“Mike is a top scholar in the field of organization studies and his work has been acclaimed by both national and international academicians,” said Carroll School Dean Andy Boynton in announcing the appointment. “His research on organizational and professional identity is extremely well regarded and is both foundational and innovative.”

Pratt said, “I am deeply grateful and honored by this appointment. I want to express my gratitude to the O’Connors for their continuing investment in BC, and to the University and the Carroll School of Management for their recognition of my work and their confidence that I will continue to represent BC well.

“I also realize that ‘individual’ accomplishments such as these are never achieved alone,” he said. “I am thankful for my supportive family, dean, and colleagues.”

Pratt, a native of Erie, Pa., who holds master’s and doctoral degrees in organizational psychology from the University of Michigan, joined the Carroll School faculty in 2008. In addition to teaching courses in organizational behavior, leadership, and qualitative research methods in the Organization and Management Department, he is director of its doctoral program, a fellow at the Winston Center for Leadership and Ethics, and holds a courtesy appointment in the Psychology Department of the College of Arts and Sciences.

Pratt’s current research focuses on how people connect with the work that they do, as well as to the organizations, professions, occupations, and other groups in which they find themselves. A central question, he says, is “How do individuals approach their work? As a vehicle for attaining money, gaining achievement, creating community, serving others, and/or honing a craft? And what difference does their approach make to their performance?

“Given that job satisfaction has been steadily declining for the past two decades, even during times of economic boom, and that less than a third of workers are actively engaged in their jobs,” this research area can provide valuable insights for both employees and managers, he said.

Pratt also is fascinated by a fundamental issue facing all organizations: How do leaders manage competing viewpoints, especially when they involve differences in identity? His research examines, for example, what happens when group conflicts evolve from relatively simple differences related to wants and interests to more complex clashes over identity – such as interactions between Democrats and Republicans in Congress, he said, or discord between physicians and hospital administrators. “How are such seemingly intractable conflicts resolved?” he asks.

Even when there is not such overt conflict, other issues surrounding identity plurality remain, he said.
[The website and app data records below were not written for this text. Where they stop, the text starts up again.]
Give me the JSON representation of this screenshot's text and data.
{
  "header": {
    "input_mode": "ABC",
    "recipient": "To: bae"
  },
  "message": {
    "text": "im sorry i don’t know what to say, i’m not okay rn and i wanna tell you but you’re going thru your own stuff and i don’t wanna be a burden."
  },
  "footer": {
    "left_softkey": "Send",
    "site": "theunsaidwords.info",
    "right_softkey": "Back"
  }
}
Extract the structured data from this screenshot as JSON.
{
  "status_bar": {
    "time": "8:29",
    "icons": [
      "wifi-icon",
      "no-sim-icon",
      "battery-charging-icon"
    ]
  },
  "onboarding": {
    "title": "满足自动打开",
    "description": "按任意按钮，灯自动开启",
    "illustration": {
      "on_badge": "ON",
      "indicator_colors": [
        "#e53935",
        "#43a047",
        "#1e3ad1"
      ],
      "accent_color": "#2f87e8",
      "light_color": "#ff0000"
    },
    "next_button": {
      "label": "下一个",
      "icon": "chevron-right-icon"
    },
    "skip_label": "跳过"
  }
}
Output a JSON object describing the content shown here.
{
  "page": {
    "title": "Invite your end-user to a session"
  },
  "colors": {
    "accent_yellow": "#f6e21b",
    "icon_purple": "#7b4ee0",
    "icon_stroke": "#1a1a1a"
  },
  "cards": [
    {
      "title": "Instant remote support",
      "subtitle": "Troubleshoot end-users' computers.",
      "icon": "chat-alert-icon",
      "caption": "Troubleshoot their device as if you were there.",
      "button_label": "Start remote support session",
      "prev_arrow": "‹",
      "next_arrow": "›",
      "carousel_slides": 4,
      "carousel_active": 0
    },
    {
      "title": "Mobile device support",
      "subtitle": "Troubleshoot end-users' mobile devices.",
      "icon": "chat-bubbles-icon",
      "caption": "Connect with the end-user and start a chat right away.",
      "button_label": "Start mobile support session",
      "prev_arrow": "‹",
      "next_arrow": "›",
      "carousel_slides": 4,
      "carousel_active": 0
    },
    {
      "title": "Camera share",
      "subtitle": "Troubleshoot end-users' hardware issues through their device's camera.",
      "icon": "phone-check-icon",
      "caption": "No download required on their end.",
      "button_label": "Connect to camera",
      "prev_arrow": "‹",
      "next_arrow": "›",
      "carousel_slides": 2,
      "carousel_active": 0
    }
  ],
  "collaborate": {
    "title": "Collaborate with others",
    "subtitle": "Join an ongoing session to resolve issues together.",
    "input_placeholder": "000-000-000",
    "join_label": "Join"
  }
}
For one, “How do organizations, that are beholden to multiple stakeholders not only create multiple identities in service of these stakeholders, but also integrate these identities into a dynamic whole? In other words, how do leaders manage pressures for a company to be ‘many things to many people,’ alongside the need for it to retain some sense of coherent common purpose – both of which are essential for an organization to be successful?”
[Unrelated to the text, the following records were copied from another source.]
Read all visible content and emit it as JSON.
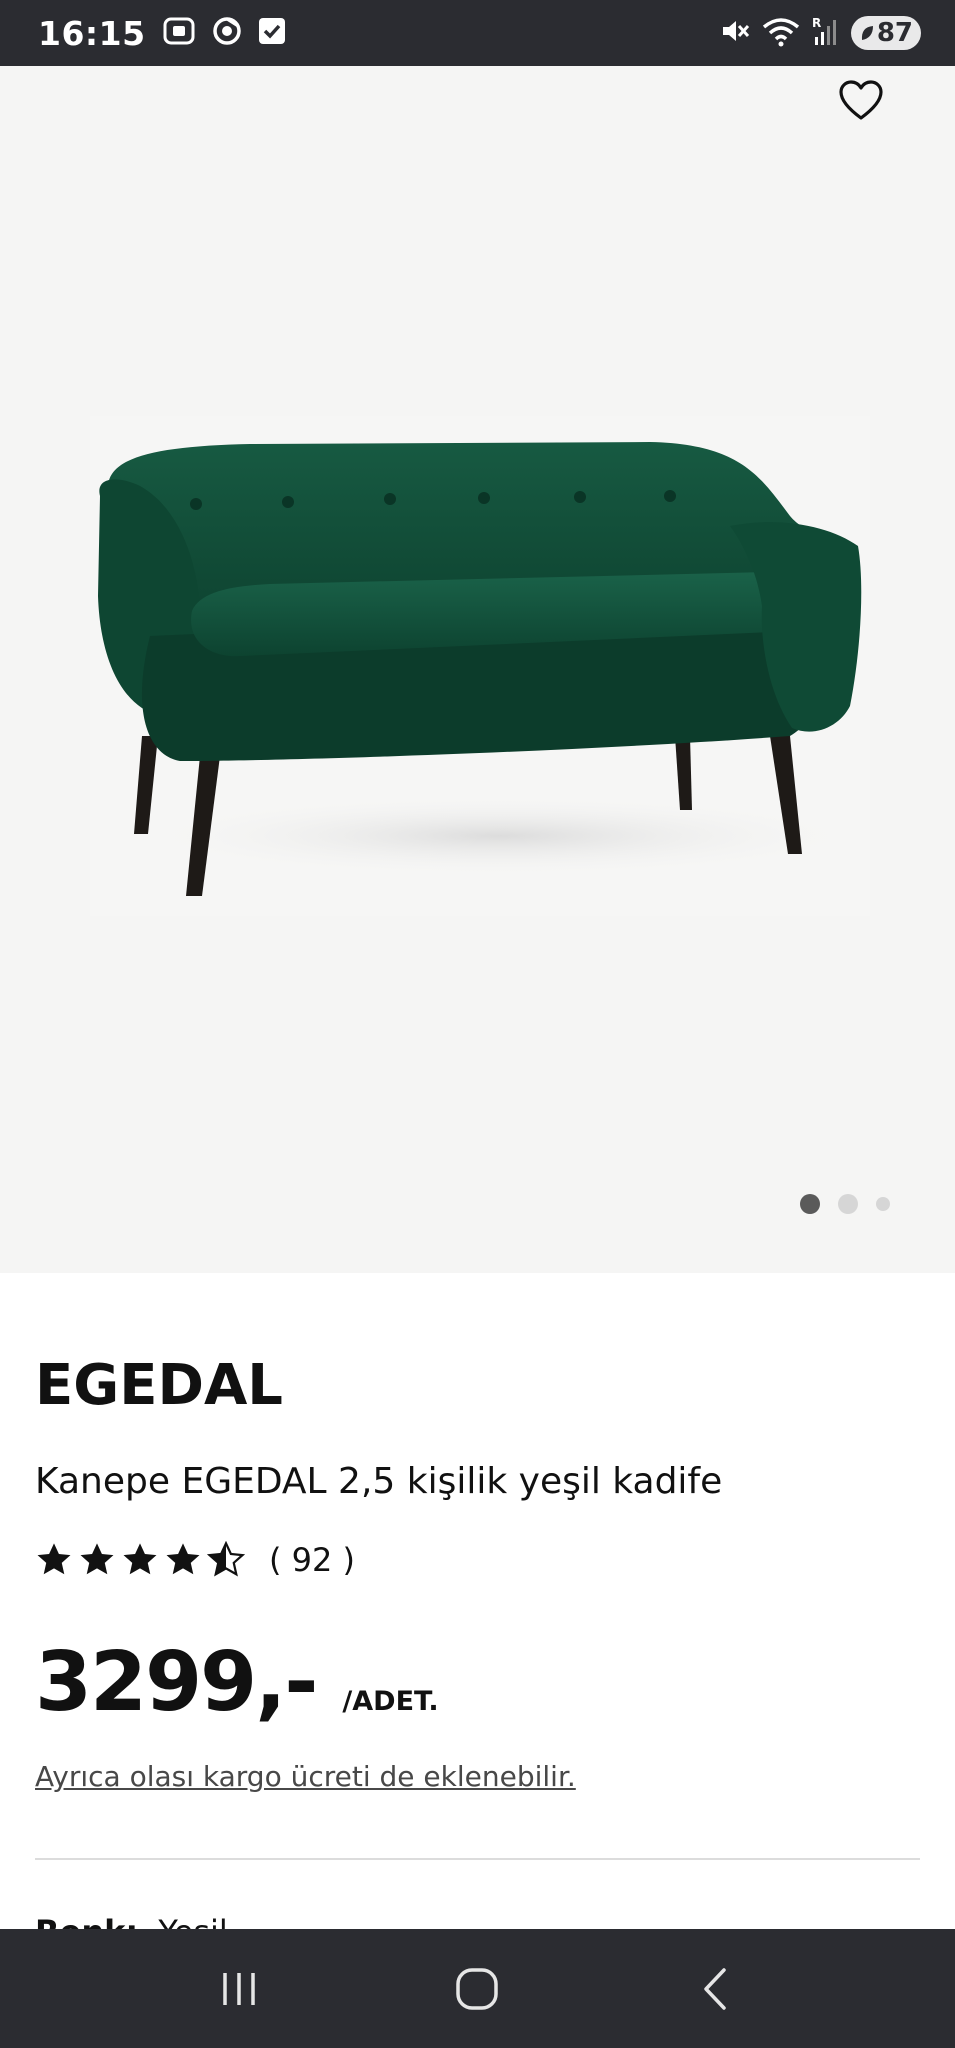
{
  "status_bar": {
    "time": "16:15",
    "battery": "87",
    "left_icons": [
      "screenshot-icon",
      "chrome-icon",
      "checkbox-icon"
    ],
    "right_icons": [
      "mute-icon",
      "wifi-icon",
      "signal-icon"
    ]
  },
  "gallery": {
    "image": "green-velvet-sofa",
    "dots_total": 3,
    "active_dot": 0
  },
  "product": {
    "brand": "EGEDAL",
    "description": "Kanepe EGEDAL 2,5 kişilik yeşil kadife",
    "rating": 4.5,
    "rating_count": "( 92 )",
    "price": "3299,-",
    "unit": "/ADET.",
    "shipping_note": "Ayrıca olası kargo ücreti de eklenebilir.",
    "color_label": "Renk:",
    "color_value": "Yeşil"
  },
  "colors": {
    "bars": "#2b2c31",
    "gallery_bg": "#f5f5f4",
    "sofa": "#0f4a35",
    "text": "#111111"
  },
  "nav_bar": {
    "buttons": [
      "recent-apps-icon",
      "home-icon",
      "back-icon"
    ]
  }
}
“The impact of Mike’s work is significant,” said Boynton, noting Pratt’s nearly 1,000 citations in the Web of Science Social Science Index and “too many to count” in Google Scholar. Pratt’s research has appeared in a wide range of leading journals including Administrative Science Quarterly, Academy of Management Journal, and the Academy of Management Review, among others, as well as in numerous edited books. He is co-editor of Artifacts and Organizations: Beyond Mere Symbolism.

A member of the International Advisory Board for the Center for the Advancement of Research Methods and Analysis, Pratt was co-recipient of the 2007 Best Paper Award for the Academy of Management Review, is the outgoing inaugural qualitative associate editor for the Academy of Management Journal and recently finished a term as division chair for the Academy of Management.